For active scopophilia, or the demystification of the woman, “Vertigo” was a good example of how a woman is put under the magnifying glass and examined to the point of finding guilt. Fetishistic scopophilia silences the woman for worship and isolates her from happening. The narrative stops and the man hold’s the gaze.

Olin had many parallels to Mulveys essay which allowed for a better understanding of the gaze and how it functions across not only in cinema but in other media as well. Im interested in the gaze of the spectator and its impact on itself as subject and on the object being gazed upon. Olin evaluates the impact the gaze has back onto the subject as spectator. The gaze is a double sided term, someone to gaze at and someone to gaze back. Through all the negative connotations that the gaze implies it was interesting to see that the gaze of a work can have positive meaning. The photograph “The Sharecroppers Wife” was an example of how the gaze differs from generation to generation. The gaze of a pin-up girl and “The Sharecroppers Wife” might look the same but they have different meanings. Her look is an empowering gaze that allows us to offer her respect. Im glad the use of suture was brought about because how often are we in control of the gaze. Our own gaze is denied if through the editing process it reveals that were are looking through the gaze of the character or even director. “Suture” is the viewer’s unawareness of the gaze that is constructed for them. Though the suture can be broken if the viewers are aware of their gaze on the screen if the character acknowledges the audience. Olin takes Mulvey’s analysis of scopophilia a step further just in clarification of vocabulary in the diagram below.

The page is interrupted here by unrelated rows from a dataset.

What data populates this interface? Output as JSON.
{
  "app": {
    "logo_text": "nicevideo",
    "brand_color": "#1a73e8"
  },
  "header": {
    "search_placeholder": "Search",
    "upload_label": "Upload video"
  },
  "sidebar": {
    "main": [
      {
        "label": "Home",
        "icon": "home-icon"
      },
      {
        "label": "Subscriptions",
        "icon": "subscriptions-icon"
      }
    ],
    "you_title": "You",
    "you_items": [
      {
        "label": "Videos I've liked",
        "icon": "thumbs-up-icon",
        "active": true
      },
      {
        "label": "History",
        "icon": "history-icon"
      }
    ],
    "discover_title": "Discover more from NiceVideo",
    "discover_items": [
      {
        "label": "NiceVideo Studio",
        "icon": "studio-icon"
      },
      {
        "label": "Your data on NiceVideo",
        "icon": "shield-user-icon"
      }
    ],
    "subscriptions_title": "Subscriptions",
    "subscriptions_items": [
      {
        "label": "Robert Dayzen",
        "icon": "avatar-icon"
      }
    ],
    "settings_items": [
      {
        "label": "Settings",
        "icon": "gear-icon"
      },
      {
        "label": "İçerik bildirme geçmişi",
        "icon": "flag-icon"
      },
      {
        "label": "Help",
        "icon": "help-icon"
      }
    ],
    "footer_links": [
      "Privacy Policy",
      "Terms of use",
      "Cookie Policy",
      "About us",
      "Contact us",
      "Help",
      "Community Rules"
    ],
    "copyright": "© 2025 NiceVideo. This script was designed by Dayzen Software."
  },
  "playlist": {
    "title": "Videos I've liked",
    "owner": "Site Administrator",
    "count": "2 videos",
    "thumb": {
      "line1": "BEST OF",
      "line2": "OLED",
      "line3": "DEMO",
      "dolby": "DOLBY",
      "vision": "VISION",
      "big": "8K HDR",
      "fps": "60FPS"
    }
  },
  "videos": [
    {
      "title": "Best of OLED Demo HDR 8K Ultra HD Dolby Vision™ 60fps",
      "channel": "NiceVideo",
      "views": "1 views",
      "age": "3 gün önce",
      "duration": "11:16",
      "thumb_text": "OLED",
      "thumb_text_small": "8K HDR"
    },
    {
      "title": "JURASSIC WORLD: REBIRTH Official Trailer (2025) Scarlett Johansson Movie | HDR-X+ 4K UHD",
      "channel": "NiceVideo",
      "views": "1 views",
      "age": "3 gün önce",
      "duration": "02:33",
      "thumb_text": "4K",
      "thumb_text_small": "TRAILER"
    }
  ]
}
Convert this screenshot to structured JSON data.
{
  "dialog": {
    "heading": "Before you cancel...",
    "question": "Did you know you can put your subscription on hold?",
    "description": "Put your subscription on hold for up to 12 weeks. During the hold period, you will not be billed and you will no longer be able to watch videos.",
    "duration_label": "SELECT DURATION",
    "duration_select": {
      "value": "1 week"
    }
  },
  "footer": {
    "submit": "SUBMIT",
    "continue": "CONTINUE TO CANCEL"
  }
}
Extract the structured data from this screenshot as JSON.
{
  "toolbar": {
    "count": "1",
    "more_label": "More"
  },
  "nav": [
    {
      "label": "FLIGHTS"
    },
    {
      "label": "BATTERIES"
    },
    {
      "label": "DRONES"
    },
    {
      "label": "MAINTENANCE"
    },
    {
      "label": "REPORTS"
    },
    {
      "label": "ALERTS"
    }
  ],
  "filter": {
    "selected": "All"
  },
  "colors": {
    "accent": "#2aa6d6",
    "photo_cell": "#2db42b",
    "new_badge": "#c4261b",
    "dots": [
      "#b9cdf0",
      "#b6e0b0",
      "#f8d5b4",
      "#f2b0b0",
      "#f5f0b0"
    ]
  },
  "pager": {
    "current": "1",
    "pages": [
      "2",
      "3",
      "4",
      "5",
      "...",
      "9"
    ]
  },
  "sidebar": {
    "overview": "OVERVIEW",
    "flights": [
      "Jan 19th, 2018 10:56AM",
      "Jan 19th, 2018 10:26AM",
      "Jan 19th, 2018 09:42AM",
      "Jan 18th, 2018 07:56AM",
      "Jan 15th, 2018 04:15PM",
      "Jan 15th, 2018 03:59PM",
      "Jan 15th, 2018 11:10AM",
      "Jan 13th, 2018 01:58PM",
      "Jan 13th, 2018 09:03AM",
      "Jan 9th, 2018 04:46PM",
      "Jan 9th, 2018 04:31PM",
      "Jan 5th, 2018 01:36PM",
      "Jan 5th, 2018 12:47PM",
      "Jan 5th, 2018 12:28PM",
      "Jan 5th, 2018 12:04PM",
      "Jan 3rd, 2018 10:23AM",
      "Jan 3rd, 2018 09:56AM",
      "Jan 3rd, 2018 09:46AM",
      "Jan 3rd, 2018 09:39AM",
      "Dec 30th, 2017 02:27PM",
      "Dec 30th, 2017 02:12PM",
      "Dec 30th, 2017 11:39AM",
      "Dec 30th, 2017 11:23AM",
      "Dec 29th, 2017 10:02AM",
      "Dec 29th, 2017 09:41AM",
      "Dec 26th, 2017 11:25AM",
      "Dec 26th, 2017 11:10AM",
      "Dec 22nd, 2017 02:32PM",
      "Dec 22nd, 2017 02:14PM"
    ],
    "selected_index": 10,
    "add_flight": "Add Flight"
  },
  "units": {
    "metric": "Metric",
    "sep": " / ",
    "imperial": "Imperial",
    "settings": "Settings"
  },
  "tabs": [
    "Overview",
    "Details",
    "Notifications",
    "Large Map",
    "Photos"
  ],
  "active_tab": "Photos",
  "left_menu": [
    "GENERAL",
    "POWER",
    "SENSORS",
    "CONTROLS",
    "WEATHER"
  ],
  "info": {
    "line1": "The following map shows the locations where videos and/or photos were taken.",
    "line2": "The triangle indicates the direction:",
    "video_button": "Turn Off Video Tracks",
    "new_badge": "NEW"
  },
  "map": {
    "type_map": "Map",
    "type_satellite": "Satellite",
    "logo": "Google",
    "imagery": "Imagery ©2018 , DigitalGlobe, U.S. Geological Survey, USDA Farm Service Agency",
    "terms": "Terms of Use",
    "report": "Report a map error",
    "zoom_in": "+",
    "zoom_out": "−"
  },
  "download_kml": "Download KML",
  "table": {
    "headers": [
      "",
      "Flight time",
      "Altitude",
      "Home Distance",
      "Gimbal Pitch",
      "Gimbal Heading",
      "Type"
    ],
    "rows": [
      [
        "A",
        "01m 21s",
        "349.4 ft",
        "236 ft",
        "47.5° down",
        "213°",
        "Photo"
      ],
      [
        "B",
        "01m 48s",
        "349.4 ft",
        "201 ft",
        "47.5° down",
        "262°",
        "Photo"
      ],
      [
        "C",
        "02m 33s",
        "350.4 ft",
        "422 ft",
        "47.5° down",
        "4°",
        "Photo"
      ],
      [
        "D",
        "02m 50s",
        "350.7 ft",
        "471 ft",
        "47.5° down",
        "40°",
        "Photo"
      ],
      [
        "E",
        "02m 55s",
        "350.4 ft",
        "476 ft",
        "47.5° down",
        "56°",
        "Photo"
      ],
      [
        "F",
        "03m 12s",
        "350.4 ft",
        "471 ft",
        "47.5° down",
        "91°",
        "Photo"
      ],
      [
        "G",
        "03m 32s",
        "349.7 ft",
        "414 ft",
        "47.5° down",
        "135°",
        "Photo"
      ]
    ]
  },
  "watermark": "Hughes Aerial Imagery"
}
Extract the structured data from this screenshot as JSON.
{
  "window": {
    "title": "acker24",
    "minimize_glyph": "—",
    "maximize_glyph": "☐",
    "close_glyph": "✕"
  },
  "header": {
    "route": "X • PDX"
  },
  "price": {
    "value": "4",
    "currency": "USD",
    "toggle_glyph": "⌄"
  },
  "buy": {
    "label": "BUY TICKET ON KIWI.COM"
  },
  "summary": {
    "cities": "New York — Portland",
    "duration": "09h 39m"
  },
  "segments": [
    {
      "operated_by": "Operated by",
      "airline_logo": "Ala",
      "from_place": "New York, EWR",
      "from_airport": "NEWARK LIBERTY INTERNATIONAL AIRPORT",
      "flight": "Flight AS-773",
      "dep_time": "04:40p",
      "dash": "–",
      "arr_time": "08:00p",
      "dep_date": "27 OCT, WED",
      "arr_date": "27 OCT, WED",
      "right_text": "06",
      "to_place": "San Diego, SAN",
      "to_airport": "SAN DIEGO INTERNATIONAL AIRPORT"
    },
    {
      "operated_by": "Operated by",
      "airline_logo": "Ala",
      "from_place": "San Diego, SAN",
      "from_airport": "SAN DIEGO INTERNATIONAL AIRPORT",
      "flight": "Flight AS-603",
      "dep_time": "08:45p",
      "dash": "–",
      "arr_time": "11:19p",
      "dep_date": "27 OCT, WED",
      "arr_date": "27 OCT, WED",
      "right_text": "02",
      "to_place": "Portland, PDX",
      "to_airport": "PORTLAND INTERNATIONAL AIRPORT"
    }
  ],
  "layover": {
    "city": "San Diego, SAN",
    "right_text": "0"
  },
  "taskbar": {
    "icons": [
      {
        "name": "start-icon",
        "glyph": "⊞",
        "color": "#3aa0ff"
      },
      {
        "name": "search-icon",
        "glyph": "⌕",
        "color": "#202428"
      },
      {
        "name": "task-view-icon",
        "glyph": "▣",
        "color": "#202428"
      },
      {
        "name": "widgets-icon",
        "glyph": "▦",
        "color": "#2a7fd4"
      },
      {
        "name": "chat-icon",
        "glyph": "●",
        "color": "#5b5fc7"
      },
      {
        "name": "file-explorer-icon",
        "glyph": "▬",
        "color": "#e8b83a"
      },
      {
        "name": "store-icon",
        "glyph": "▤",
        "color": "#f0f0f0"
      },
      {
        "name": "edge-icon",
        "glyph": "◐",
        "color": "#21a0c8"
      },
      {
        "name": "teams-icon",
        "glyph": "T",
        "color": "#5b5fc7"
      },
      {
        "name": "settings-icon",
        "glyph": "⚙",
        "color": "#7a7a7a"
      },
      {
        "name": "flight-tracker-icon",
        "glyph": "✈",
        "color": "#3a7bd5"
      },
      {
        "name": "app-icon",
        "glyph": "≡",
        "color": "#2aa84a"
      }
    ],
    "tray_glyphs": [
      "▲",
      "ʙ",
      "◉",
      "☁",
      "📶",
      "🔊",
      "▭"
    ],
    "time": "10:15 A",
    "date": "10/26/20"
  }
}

Weinbergs essay “Things are Queer” is an interesting analysis on subject identification with sexual identities. He uses Duane Michels example that “the world is queer” to show how terminology and labels of identities that are socially constructed are used to group people in specific circles in which there are no boundaries. It seemed important to note that the term heterosexuality came after homosexuality. That “the dominant culture needs an Other”. The term Queer should encompass a large group of sexual identities. Weinberg states “that queer studies potentially shifts the emphasis away from specific acts and identities to the myriad ways in which gender organizes and disorganizes society.”

While on the subject of socially constructed labels of identity, Butlers analysis of gender formation makes several points of our role in perpetuating this. Gender identity is constituted through a stylized repetition of acts. The gendered subject is the product of actions that provide an illusion of a gender that is socially constructed. One has to become a woman as opposed to just growing older. To become a woman a person must follow historically what has been done to gain that status of woman as opposed to the natural fact of just always being a woman. There is a set of social constructions that one must obey in order to cross the threshold into becoming a woman. That’s where the idea comes from that the body is a “historical idea” as opposed to a “natural species”. If the body is a historical idea then it will reproduce the historical situation. This occurs because in contemporary culture gender is a performance that if not portrayed within the confines of societies standards, the body is punished. Acts of gender creates the idea of gender.